Most recently, earlier this month, the university’s human resources office emailed Pyne to ask him why he’d commented on Facebook that a university statement about his case was “misleading (if not dishonest).”
“Please explain what in the president’s message was ‘misleading’ and the facts that you rely on in making that statement,” an email from the office reads. “For clarification, your response should be sent directly to me, and will not be treated as new and independent defamation.”
Ivan Oransky, Distinguished Writer in Residence at New York University's Arthur Carter Journalism Institute and co-founder of Retraction Watch, has followed Pyne’s case for over a year. He said recently that he was “puzzled” about “what's actually going on. It's not very helpful when a university takes action like this but doesn't say why.”

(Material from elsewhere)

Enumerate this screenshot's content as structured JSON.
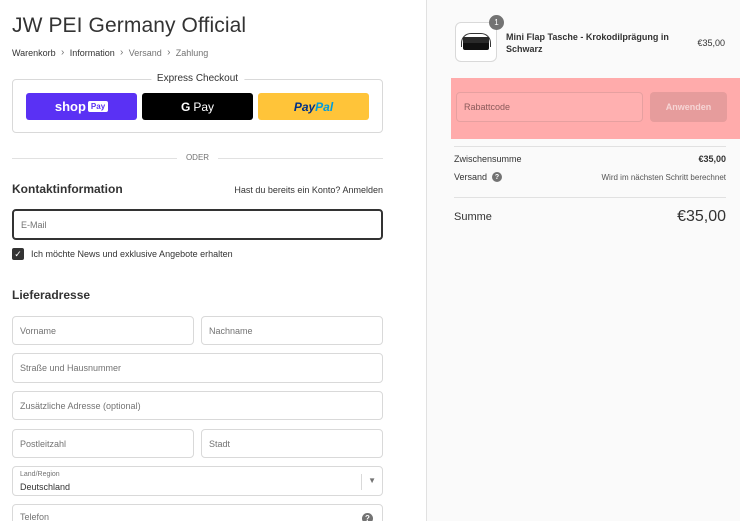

That's why Retraction Watch has argued for the release of university investigations, he said, citing an article on why Cornell University hasn’t released its findings in the Brian Wansink research misconduct case, among other similar incidents elsewhere.
Robinson, of the CAUT, said the Thompson Rivers investigation is ongoing. But based on Pyne’s claims and the available documents, he said, the university appears to be “pathologizing dissent.”
If that’s the case, the university has a lot of material: Pyne dissents much. But if putting him on leave was an attempt to quiet him, it hasn’t worked. Instead, speaking out against the university is a method of defense for him.
However personal things have gotten, Pyne said his concerns continue to center on research integrity. Some colleagues have thanked him for his work and even moved to delete publications in predatory journals from their CVs.
“I can see making the mistake once,” he said of publishing in a predatory publication. “But when you start getting multiple mistakes, people doing this six, seven, eight, nine times, you have to wonder if they’re really qualified to do research to begin with.”